Buying advice: Both of these cameras have very fast F1.4 lenses, expansion options via their hot shoes, built in neutral density filters, and good physical controls for manual-minded shooters. The Samsung EX2F is the pick for you if you value Wi-Fi sharing features and an adjustable AMOLED screen. The Lumix LX7 looks like the better pick if you want to shoot a lot of video.
If you invest in one of these cameras, you’ll also want to invest in a neck strap. They’re significantly bigger than a pocket camera, but that extra room is used for things like an optical viewfinder, dedicated knobs and buttons for ISO and exposure compensation, and sizeable hand grips. These cameras feel like cameras.
The most-expensive camera is the Canon PowerShot G1 X ($800), which is also the biggest camera with the largest sensor in this roundup; its 1.5-inch CMOS sensor is only a bit smaller than the APS-C size sensor found in many DSLRs. Its range of features includes a hot shoe, a tilt-and-swivel LCD, an optical viewfinder, a built-in ND filter, and compatibility with Canon’s Speedlite flashes.
The Canon PowerShot G12 ($500) and Nikon Coolpix P7100 ($500) are similar-looking cameras, but they’re both a bit smaller and much cheaper than the PowerShot G1 X. The main reason for the price difference is the smaller sensors found in these two cameras; they’re also the only CCD-sensored cameras in the current field of premium cameras, with 10-megapixel, 1/1.7-inch imagers.
Despite the sensor-size differences, the PowerShot G1 X, PowerShot G12, and Coolpix P7100 are practically triplets when it comes to features and controls. They all have adjustable LCDs, ND filters, hot shoes, and maximum apertures of a relatively narrow F2.8. However, there are some key differences in terms of zoom range and video capture. The Coolpix P7100 has the farthest-reaching optics in this roundup, with a 7.1X-optical-zoom lens (28mm to 200mm), while the PowerShot G12 has a 5X zoom lens (28mm to 140mm) and the PowerShot G1 X has a 4X zoom lens (28mm to 112mm). Because the PowerShot G12 and Coolpix P7100 use CCD sensors, their video-capture abilities are a bit limited, as well: the G12 and P7100 capture 720p video at 24fps, while the G1 X captures 1080p video at 24fps. Only the Nikon Coolpix P7100 has an external microphone jack, however.

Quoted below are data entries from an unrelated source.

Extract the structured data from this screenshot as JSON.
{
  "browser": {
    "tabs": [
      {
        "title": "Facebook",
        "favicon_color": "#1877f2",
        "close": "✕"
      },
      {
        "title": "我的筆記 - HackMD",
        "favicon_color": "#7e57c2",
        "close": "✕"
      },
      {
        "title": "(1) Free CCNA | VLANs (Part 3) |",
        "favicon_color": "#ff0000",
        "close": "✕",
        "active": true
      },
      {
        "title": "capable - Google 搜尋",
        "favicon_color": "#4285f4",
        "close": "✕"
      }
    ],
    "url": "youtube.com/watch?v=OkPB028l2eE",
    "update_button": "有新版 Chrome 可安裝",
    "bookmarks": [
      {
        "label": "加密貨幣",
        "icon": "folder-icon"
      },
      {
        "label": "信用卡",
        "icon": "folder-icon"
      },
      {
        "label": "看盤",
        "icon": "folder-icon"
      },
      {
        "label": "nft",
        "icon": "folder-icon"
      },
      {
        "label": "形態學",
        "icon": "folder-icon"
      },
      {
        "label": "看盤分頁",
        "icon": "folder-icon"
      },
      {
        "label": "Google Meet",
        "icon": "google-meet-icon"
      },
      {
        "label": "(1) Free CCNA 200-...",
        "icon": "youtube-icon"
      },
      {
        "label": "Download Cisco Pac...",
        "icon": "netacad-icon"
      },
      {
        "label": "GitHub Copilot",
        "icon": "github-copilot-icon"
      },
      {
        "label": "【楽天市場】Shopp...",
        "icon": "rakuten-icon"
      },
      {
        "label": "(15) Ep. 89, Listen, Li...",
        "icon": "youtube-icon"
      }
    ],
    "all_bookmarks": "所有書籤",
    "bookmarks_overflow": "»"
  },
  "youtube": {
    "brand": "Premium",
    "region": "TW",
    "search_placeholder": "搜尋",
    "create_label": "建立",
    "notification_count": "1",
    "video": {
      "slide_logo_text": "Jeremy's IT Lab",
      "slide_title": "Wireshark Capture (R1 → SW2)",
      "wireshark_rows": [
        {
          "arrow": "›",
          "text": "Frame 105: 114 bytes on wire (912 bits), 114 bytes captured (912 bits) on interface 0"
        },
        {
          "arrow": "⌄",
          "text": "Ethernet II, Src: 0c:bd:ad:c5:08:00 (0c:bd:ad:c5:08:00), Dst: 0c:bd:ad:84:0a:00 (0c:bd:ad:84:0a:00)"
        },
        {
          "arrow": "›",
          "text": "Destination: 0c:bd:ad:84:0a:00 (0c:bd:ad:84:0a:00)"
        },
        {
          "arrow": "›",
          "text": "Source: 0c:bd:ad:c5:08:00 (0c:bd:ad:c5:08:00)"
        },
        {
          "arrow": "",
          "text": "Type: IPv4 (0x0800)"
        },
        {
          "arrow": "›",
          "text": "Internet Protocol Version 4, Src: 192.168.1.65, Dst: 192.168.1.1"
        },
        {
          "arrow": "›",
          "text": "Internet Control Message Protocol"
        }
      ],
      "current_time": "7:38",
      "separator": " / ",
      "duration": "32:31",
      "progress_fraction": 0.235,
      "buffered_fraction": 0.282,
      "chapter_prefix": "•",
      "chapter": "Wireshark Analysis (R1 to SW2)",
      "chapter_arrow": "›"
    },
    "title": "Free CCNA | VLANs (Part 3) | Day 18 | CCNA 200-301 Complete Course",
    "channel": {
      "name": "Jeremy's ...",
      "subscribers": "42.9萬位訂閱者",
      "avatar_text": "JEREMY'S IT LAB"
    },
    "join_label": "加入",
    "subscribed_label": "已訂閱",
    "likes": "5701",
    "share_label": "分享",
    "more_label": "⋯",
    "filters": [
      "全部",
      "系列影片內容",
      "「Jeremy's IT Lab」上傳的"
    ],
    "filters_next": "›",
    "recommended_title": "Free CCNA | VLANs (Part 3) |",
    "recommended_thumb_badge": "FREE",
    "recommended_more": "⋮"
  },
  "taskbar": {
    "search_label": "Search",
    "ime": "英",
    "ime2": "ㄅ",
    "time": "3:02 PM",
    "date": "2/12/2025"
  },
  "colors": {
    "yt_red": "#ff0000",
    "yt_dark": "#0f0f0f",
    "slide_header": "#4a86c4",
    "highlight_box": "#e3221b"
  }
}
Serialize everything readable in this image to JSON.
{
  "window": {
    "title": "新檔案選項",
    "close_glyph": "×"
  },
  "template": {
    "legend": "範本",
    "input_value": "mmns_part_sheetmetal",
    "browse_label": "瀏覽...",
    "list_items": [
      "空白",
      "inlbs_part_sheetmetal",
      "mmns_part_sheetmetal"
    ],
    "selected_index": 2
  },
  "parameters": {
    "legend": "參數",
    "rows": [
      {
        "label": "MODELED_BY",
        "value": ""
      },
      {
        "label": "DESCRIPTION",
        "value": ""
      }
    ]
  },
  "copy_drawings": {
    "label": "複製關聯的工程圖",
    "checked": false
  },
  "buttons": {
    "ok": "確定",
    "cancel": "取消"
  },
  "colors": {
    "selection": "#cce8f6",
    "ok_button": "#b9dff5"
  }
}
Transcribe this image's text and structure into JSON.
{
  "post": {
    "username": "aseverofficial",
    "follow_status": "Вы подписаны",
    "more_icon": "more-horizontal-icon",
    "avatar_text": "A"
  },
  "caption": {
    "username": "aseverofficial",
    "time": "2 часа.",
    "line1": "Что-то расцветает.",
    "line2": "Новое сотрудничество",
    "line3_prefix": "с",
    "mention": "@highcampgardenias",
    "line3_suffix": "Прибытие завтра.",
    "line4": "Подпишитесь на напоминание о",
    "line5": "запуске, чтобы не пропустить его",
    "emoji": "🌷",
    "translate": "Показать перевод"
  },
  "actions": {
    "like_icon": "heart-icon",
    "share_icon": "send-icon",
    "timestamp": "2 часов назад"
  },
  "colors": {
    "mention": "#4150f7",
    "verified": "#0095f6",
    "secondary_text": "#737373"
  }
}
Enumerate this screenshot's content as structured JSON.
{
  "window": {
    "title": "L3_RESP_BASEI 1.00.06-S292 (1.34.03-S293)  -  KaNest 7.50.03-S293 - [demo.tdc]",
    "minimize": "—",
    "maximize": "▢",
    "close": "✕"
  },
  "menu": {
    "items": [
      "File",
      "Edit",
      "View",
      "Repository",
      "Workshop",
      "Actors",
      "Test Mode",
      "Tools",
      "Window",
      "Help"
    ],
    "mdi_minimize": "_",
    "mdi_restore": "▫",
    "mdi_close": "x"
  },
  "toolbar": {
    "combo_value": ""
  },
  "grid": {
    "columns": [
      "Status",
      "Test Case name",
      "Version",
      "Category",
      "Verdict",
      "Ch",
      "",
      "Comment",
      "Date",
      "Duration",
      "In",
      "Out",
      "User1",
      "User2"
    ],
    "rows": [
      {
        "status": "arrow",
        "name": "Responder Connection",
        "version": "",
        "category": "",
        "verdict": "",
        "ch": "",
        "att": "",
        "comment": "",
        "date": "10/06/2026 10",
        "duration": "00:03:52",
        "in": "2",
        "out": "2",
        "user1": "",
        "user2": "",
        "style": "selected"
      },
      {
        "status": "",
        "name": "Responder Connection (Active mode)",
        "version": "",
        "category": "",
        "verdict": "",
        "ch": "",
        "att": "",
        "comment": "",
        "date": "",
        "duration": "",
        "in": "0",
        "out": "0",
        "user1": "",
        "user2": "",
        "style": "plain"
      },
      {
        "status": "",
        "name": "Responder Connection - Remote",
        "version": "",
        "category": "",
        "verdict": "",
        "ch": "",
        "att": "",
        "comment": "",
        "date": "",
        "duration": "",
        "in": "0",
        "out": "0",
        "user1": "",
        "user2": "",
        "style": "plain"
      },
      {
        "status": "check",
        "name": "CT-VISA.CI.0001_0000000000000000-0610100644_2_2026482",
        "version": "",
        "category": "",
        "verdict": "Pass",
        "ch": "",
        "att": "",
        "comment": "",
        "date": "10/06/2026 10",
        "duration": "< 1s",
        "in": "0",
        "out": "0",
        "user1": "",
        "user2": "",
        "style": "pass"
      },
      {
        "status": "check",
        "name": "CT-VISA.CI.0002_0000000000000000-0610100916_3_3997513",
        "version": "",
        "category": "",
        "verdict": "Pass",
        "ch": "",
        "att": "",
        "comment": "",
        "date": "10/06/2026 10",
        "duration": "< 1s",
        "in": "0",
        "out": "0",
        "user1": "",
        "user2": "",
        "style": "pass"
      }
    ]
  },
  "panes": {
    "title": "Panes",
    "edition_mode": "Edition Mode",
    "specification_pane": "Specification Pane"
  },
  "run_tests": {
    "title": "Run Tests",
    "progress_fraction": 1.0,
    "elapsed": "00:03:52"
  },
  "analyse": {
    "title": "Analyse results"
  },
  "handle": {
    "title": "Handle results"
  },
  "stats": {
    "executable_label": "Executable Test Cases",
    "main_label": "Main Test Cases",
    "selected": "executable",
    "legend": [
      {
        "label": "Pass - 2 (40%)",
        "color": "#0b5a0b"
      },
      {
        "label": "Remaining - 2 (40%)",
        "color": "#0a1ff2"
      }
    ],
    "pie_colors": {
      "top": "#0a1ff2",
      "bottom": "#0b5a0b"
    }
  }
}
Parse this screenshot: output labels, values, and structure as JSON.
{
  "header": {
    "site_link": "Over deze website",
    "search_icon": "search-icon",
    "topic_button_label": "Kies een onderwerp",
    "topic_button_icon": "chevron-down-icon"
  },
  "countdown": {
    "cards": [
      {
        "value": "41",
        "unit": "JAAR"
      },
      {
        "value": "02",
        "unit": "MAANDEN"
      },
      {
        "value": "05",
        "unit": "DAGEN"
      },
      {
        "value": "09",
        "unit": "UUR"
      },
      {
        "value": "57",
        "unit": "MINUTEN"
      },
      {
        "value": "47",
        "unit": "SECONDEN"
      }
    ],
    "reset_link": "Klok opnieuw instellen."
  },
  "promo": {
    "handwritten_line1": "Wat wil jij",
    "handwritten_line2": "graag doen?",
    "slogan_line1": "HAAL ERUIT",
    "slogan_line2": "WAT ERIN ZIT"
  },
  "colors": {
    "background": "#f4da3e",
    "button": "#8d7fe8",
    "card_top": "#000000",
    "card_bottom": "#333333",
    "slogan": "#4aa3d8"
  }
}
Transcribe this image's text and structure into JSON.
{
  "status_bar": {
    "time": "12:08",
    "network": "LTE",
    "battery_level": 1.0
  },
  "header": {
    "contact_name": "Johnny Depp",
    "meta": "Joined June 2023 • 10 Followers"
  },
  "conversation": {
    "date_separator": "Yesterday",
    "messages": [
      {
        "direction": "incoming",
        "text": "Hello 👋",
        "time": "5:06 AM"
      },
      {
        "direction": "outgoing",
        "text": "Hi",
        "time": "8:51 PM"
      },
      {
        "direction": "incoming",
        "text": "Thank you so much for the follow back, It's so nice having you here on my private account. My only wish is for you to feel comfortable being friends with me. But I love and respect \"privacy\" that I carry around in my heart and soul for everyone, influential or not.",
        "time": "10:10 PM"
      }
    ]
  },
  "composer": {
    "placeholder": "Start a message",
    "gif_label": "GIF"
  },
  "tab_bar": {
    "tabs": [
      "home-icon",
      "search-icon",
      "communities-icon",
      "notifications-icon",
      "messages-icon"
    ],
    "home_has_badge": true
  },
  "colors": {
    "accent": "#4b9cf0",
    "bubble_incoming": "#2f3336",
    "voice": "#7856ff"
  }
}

If you’re looking for a camera with a brighter lens, your pick in this size range should be the Fujifilm X10 ($600), which also has one of the bigger sensors in the fixed-lens realm (a 2/3-inch-type CMOS sensor). This is a retro-looking camera with skills to back up its photogenic looks, thanks to an F2.0 lens (4X; 28mm to 112mm), an optical viewfinder, a hot shoe, and 1080p video recording at 30fps. It doesn’t have an adjustable LCD screen like the other cameras in this category, however.
|Price (lowest to highest)|
|Nikon Coolpix P310||$330|
|Canon PowerShot S100||$430|
|(tie) Samsung EX2F||$500|
|(tie) Panasonic Lumix DMC-LX7||$500|
|(tie) Canon PowerShot G12||$500|
|(tie) Nikon Coolpix P7100||$500|
|Sony Cyber-shot RX100||$650|
|Canon PowerShot G1 X||$800|
Buying advice: The more you pay, the bigger sensor you’ll get. The $800 Canon PowerShot G1 X will give you an imager nearly the size of the one you’d find in a DSLR. If you’re looking for a combination of a big sensor and a fast lens, the F2.0 Fujifilm X10 is the best fit in this category. The Canon PowerShot G12 and Nikon Coolpix P7100 are basically twins, and although they have smaller sensors, they’re still excellent cameras that scored well in PCWorld Labs’ image tests. Their CCD sensors capture good-looking photos, but they’re probably not the best options for those who want to shoot a lot of high-definition video.
This story, "Pick the perfect premium compact camera" was originally published by TechHive.